TASK DESCRIPTION: Select every line containing the word "дано" from the material, and copy those lines.
■ ■ ■ ■ ■
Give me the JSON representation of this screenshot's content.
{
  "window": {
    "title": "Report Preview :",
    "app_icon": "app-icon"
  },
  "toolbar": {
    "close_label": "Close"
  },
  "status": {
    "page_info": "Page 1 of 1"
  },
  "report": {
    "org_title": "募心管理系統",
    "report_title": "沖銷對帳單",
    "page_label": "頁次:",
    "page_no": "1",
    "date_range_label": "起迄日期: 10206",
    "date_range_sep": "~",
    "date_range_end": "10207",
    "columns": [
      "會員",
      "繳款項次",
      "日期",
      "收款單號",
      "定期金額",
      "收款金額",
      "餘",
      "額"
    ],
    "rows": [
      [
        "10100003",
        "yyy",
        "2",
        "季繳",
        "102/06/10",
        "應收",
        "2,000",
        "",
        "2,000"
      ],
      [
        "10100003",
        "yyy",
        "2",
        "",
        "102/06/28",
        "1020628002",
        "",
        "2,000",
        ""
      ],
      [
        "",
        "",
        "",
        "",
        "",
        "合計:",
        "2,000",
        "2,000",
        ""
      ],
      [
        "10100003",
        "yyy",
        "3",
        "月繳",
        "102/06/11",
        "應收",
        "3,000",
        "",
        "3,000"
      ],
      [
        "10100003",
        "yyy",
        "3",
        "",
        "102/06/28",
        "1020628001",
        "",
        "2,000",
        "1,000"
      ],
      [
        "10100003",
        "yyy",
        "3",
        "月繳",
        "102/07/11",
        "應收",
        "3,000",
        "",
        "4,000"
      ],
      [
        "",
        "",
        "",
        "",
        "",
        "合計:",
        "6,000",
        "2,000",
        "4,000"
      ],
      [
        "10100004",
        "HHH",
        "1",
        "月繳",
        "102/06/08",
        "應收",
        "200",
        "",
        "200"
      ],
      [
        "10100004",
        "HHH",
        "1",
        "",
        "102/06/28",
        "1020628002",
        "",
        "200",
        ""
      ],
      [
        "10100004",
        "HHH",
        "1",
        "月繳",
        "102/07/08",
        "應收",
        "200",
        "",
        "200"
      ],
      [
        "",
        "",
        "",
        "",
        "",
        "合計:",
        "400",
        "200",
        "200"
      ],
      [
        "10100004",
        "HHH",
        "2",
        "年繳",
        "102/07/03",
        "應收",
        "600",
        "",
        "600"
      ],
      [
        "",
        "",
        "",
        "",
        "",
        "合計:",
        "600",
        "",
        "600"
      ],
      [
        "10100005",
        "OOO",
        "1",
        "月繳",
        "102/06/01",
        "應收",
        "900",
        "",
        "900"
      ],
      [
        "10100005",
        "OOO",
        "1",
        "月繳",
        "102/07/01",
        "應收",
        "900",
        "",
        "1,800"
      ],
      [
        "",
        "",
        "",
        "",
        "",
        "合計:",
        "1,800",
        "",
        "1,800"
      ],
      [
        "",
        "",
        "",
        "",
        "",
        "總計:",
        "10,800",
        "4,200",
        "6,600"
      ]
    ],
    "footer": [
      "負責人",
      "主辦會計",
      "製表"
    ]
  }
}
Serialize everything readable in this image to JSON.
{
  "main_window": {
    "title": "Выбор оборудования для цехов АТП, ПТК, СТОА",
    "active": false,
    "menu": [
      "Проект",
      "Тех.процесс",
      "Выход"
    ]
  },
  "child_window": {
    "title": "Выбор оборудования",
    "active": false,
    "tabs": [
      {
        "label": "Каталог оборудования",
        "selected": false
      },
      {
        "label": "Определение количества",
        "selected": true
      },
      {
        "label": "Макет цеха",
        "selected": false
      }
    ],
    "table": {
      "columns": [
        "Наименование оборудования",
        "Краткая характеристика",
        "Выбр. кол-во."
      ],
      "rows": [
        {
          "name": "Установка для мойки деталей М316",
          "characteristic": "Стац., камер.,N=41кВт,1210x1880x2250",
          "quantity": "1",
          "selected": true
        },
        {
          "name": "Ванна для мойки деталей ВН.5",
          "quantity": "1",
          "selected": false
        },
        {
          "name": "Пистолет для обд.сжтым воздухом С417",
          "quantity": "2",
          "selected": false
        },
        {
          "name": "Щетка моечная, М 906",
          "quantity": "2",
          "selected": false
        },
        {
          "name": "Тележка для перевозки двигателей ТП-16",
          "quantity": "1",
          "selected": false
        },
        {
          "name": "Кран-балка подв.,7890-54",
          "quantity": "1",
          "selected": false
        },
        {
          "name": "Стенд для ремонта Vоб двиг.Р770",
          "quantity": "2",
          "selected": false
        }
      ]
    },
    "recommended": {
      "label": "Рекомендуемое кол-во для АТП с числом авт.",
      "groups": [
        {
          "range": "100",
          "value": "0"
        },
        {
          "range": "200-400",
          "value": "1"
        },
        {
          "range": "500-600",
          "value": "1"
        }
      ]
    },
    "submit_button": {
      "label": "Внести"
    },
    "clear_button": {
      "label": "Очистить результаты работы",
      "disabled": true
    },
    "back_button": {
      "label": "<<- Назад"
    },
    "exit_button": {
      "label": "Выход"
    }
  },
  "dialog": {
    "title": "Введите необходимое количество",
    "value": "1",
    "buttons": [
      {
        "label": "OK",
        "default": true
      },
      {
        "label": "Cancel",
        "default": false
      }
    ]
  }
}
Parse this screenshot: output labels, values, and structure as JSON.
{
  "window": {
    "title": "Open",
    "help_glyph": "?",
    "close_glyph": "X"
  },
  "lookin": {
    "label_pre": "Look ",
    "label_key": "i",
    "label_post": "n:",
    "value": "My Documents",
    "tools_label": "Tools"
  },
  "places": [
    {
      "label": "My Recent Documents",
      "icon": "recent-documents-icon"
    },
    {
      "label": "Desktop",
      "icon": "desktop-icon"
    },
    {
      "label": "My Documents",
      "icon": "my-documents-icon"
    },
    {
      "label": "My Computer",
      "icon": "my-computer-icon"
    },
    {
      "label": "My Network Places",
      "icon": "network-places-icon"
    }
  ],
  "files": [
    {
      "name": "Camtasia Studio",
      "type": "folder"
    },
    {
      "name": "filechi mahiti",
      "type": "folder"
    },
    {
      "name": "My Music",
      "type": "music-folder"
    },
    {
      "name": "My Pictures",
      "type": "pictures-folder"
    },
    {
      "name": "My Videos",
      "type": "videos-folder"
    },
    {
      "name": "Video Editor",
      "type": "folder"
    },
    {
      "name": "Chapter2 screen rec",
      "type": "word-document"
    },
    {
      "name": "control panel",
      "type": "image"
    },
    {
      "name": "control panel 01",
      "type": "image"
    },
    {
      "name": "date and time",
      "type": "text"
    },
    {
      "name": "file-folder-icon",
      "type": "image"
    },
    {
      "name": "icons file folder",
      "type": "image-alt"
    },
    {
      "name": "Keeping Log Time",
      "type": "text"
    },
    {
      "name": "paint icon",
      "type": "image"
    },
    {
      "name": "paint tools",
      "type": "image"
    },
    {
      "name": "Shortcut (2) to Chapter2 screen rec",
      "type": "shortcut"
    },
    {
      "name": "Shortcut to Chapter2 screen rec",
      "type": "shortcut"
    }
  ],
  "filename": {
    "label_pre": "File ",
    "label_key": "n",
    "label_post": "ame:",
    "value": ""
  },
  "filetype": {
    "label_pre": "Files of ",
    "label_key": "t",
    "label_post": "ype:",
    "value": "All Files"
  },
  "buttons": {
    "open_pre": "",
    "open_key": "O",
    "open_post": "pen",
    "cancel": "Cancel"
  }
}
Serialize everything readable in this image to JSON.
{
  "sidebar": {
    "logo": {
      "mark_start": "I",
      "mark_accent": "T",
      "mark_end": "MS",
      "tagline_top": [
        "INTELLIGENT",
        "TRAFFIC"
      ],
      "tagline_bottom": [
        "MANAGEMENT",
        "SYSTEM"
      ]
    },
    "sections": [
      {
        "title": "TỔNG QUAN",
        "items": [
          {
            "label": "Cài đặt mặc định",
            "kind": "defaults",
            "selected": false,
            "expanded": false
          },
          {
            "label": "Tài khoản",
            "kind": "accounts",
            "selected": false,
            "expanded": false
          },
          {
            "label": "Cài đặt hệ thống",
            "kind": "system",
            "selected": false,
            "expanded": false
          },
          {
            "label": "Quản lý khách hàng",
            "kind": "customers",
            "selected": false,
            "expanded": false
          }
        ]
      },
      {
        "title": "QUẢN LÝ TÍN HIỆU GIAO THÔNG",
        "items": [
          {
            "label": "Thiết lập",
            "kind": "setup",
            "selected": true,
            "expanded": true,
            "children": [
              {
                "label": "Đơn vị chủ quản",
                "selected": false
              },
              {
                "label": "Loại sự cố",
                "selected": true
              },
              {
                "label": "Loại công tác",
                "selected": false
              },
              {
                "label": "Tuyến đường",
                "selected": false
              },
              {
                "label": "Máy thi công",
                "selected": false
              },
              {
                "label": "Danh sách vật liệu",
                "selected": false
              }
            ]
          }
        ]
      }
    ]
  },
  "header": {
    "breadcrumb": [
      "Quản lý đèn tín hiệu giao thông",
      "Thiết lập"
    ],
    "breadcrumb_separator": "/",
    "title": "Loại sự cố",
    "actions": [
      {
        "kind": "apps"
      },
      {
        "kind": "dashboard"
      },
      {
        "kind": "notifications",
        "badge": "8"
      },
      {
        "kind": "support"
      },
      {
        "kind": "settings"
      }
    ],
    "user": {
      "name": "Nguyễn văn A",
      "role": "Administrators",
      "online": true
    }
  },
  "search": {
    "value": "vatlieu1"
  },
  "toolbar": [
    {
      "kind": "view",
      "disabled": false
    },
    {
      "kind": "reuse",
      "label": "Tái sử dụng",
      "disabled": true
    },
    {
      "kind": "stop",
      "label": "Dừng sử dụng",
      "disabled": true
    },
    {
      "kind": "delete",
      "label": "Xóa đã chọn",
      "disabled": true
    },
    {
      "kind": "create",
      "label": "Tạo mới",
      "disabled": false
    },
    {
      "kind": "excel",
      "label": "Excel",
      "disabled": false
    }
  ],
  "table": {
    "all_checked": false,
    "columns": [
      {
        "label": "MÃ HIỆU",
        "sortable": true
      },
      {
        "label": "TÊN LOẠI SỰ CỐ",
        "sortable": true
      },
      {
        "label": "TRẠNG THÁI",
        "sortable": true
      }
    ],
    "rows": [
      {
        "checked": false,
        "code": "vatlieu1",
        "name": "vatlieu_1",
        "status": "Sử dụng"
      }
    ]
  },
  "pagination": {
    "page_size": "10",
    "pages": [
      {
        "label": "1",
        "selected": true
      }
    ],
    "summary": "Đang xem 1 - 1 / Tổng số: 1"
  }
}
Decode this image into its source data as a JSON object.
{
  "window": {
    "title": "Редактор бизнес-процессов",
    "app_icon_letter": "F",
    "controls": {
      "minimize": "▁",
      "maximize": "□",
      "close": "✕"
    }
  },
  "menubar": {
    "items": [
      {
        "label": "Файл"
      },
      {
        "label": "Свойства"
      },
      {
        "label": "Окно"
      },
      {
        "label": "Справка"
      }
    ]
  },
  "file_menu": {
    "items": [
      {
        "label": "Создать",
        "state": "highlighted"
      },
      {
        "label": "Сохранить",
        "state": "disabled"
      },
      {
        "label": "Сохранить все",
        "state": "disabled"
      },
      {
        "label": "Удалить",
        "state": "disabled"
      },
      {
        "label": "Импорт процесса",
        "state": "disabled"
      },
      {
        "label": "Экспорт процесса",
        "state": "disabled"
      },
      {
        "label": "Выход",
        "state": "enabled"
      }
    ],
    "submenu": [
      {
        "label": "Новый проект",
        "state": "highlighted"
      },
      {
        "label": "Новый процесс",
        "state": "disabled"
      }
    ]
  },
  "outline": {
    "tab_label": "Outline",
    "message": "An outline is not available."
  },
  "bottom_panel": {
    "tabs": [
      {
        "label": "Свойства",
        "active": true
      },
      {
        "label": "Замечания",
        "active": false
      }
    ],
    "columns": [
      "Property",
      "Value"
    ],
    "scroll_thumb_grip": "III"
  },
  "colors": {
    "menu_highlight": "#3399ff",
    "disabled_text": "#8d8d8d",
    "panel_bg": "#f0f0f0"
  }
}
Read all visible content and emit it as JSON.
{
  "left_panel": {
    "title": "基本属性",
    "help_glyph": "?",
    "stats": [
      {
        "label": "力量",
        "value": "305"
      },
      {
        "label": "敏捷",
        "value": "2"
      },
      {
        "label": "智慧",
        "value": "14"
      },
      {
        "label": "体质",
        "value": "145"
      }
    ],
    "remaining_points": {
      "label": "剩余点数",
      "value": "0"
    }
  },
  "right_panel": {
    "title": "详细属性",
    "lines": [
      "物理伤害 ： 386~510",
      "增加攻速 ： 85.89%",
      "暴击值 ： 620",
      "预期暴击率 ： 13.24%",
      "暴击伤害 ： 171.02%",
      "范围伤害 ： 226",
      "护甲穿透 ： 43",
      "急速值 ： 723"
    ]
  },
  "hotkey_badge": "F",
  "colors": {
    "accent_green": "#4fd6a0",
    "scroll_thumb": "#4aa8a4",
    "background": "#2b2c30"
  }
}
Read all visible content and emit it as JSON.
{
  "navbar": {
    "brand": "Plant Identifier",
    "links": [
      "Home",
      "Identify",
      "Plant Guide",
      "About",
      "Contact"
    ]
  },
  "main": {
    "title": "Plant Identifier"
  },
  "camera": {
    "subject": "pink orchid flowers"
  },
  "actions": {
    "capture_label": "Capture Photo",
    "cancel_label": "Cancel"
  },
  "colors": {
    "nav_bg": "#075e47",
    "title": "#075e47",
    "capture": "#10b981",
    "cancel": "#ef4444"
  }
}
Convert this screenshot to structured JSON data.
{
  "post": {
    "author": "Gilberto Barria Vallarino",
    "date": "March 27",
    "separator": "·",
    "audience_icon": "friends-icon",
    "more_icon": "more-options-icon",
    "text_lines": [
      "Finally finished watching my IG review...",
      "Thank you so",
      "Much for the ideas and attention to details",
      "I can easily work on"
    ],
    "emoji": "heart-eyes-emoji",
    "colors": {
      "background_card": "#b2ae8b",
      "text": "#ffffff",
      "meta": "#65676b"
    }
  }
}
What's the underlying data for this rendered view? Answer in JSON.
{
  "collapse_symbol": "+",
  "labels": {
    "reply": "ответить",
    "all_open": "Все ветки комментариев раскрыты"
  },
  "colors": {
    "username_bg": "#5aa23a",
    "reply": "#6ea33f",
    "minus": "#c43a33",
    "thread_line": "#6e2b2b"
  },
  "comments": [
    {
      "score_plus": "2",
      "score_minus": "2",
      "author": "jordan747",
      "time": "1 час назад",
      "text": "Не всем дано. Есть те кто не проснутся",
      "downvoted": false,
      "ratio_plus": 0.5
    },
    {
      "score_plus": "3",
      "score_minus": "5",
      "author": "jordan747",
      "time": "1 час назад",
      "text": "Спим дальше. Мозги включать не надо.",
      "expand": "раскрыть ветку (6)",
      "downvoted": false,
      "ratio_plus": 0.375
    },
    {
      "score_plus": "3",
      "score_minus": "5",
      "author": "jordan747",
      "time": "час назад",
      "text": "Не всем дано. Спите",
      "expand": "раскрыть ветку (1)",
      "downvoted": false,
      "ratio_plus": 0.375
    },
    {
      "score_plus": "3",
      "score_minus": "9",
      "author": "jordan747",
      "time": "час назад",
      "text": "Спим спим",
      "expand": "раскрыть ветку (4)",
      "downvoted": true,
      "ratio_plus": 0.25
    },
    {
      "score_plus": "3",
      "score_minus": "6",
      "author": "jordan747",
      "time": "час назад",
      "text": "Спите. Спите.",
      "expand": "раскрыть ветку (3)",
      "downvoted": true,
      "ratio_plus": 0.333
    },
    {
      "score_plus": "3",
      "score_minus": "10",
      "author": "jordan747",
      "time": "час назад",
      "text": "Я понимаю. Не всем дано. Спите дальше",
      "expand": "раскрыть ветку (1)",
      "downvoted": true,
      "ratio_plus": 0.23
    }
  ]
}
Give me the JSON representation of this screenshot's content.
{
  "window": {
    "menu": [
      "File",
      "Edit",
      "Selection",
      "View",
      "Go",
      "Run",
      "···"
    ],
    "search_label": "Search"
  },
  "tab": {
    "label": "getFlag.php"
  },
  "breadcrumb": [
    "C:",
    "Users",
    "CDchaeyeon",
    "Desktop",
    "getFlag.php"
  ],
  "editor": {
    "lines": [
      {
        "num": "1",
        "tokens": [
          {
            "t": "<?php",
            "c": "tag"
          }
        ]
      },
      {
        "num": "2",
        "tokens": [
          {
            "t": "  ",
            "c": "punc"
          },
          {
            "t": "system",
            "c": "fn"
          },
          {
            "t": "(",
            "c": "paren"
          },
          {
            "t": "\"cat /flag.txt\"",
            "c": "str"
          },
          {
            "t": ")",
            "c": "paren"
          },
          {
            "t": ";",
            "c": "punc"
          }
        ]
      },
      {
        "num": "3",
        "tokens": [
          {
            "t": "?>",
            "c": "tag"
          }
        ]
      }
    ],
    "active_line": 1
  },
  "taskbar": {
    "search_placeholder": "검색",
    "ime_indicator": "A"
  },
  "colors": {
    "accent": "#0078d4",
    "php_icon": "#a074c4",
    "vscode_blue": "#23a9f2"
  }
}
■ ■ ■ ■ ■
YOUR SOLUTION:
      "text": "Не всем дано. Есть те кто не проснутся",
      "text": "Не всем дано. Спите",
      "text": "Я понимаю. Не всем дано. Спите дальше",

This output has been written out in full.